At the Centre for Human Drug Research, a clinical pharmacology research institute in Leiden, methods and biomarkers are developed with the purpose to measure pharmacological effects in humans. These methods are used in early phase clinical drug studies aimed at proof-of-pharmacology of new drugs that are being developed by the pharmaceutical and biotechnology industry. Two examples of such studies will be given: one of a recently finished study and one of an ongoing study.
The study that was recently finished was aimed at finding a measure of the turnover rate of myelin in the central nervous system of humans. Six healthy subjects were administered deuterated water (D2O) for a period of 10 weeks. Over a period of 1.5-2 years they underwent 5 lumbar punctures at different time points. One of the breakdown products of myelin, beta-galactosylceramide, was extracted from the CSF and the increase in heavier isotopomers of this molecule was followed over time using mass spectrometry. A modeling approach yielded an expected turnover of this molecule of 413 days, which is also assumed for myelin. This method may be used in future studies to determine whether drugs that are being developed for multiple sclerosis can positively influence (re-)myelination.

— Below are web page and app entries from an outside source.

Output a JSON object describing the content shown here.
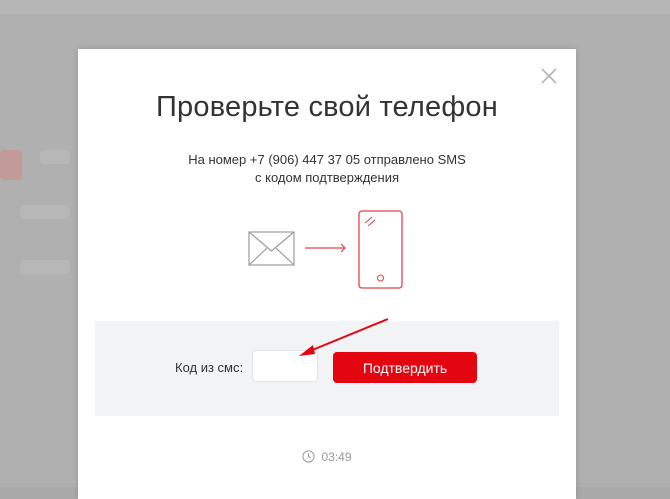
{
  "modal": {
    "title": "Проверьте свой телефон",
    "subtitle_line1": "На номер +7 (906) 447 37 05 отправлено SMS",
    "subtitle_line2": "с кодом подтверждения",
    "close_icon": "close-icon"
  },
  "form": {
    "code_label": "Код из смс:",
    "code_value": "",
    "confirm_label": "Подтвердить"
  },
  "timer": {
    "value": "03:49",
    "icon": "clock-icon"
  },
  "colors": {
    "accent": "#e30611",
    "illustration_red": "#e8424a",
    "panel_bg": "#f2f3f5"
  }
}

The study that is still ongoing is aimed at determining whether peripheral excitability studies can be used to measure aute pharmacodynamic effects of riluzole and retigabine in patients with amyotrophic lateral sclerosis (ALS). Recent findings suggest that hyperexcitability (as a pathophysiological insult) may precede the structural damage to the motor neuronal system in ALS. Interestingly riluzole, the only registered drug for the treatment of ALS, has shown to partially normalize some hyperexcitability parameters (both peripheral and cortical) in patients with ALS. Therefore, if this phenotype can be reliably measured in patients with ALS, modulation of hyperexcitability could serve as a proof-of-pharmacology biomarker to track the effect of therapeutic interventions.
Wednesday 2 December 2015, 16:30 - 17:30 h
Building Carré - room CR 3.022 (Auditorium ECTM).